For reference, the 500 most powerful computers in the world have a combined computing power of a quarter of a single exaFLOP. All that combined Bitcoin mining power really makes a difference, doesn't it?
Terrorists have used Bitcoin as a way to fundraise.
It's no secret that one of Bitcoin's core strengths is being able to transmit large quantities of money across the globe—oftentimes untraceably, if coins are shuffled enough. This is what makes Bitcoin such a powerful piece of technology.
However, like other forms of upscale tech, this can be used for both good and evil. Among things you don't know about Bitcoin is who started asking for donations in Bitcoin.
In 2014, a person known only as Amreeki sent out a post online that explained that ISIS was having difficulties getting fiat currency donations due to international restrictions that were being enforced by the Iranian government. As a result, Amreeki advised donors to send Bitcoin.

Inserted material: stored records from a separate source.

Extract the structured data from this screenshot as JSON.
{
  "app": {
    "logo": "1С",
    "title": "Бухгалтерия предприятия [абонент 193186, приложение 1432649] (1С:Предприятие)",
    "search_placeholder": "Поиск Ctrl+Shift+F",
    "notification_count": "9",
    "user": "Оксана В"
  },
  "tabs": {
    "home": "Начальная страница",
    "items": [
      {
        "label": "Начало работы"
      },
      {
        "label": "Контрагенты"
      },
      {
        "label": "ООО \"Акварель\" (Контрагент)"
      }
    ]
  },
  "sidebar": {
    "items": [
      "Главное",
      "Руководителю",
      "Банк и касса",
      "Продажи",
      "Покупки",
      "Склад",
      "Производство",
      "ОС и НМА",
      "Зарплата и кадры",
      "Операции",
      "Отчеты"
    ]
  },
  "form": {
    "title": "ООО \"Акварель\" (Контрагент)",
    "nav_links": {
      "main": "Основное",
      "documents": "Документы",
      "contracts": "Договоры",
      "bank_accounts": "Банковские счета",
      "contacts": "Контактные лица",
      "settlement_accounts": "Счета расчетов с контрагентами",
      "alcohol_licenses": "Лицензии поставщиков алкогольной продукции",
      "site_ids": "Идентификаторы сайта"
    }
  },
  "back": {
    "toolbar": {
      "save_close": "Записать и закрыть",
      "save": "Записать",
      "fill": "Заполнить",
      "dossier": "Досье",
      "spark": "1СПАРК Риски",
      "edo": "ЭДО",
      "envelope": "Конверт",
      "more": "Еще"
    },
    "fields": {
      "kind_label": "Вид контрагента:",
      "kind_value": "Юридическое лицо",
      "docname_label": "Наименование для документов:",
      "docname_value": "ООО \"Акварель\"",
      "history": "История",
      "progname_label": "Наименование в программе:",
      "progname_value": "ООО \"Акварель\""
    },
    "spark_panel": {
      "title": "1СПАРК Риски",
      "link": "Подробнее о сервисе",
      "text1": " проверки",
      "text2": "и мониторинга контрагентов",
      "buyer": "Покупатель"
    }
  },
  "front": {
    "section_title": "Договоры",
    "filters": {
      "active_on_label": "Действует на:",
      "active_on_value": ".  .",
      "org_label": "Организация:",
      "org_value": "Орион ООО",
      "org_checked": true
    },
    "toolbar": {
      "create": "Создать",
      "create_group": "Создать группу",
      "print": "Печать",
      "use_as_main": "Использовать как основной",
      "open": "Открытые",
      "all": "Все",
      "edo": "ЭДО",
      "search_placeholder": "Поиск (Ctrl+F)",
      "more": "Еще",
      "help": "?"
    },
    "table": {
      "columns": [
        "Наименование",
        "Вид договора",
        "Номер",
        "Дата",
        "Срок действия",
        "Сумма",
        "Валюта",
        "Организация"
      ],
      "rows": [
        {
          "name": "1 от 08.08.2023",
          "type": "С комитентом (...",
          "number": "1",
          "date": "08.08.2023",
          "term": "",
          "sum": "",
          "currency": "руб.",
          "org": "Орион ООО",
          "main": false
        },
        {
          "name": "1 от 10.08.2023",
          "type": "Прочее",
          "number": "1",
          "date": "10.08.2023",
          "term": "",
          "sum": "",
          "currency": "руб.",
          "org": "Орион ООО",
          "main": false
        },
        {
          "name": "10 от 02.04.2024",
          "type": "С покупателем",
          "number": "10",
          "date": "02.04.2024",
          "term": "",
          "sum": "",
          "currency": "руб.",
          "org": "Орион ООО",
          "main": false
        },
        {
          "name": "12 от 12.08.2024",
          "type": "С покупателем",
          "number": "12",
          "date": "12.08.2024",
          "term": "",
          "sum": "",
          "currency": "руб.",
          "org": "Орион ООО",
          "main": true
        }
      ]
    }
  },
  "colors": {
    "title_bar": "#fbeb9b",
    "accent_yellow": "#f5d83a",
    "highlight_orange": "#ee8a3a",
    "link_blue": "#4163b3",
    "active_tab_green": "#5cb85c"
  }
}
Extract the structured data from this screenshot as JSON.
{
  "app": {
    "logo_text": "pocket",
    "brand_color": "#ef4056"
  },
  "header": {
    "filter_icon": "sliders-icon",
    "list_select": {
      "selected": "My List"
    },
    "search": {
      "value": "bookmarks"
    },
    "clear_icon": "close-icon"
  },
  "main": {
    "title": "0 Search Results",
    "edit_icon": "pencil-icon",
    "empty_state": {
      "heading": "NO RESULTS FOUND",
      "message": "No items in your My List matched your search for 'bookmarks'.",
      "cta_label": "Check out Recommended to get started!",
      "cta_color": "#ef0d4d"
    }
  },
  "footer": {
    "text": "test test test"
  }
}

After the Paris attacks in 2016, the EU began to crack down on transactions involving Bitcoin as a way to prevent further attacks. Even so, there is still reason to believe Bitcoin occasionally ends up in the hands of terrorists. No more wondering why governments hate Bitcoin, huh?
Due to the lengthy criminal activity associated with Bitcoin, the FBI has the second-largest Bitcoin wallet—with Satoshi Nakamoto being the one with the most coins.
It's scary, but true. The FBI has been using Bitcoin as a way to snare criminals for quite some time. When the FBI worked to shut down Silk Road (and the sites like it afterwards), it confiscated all the earnings that the illegal trade network had.
All the Bitcoin confiscated led to the FBI owning one of the largest sums of Bitcoin found.
Bitcoin was sent to space.
A physical representation was already shot into space thanks to the Bitcoin mining company known as Genesis Mining. The Bitcoin, along with a paper wallet, was tied to a weather balloon and sent off into the sky. After it reached over 20 kilometers into the sky, they added Bitcoin onto the paper wallet.
The Bitcoin wallet soared to a maximum height of 34 kilometers, which exceeded the stratosphere. (And they said the price of Bitcoin was sky high!)
Bitcoin uses way more electricity than you think.
It's no secret that Bitcoin mining takes a lot of energy. In fact, that's why people are worried that Bitcoin mining is killing the environment. What you might not realize is how much each little Bitcoin transaction can require in terms of energy.
A single Bitcoin transaction is so complex, a single transaction takes enough energy to power three homes. Even if you are a miner, this is one of those things you didn't know about Bitcoin.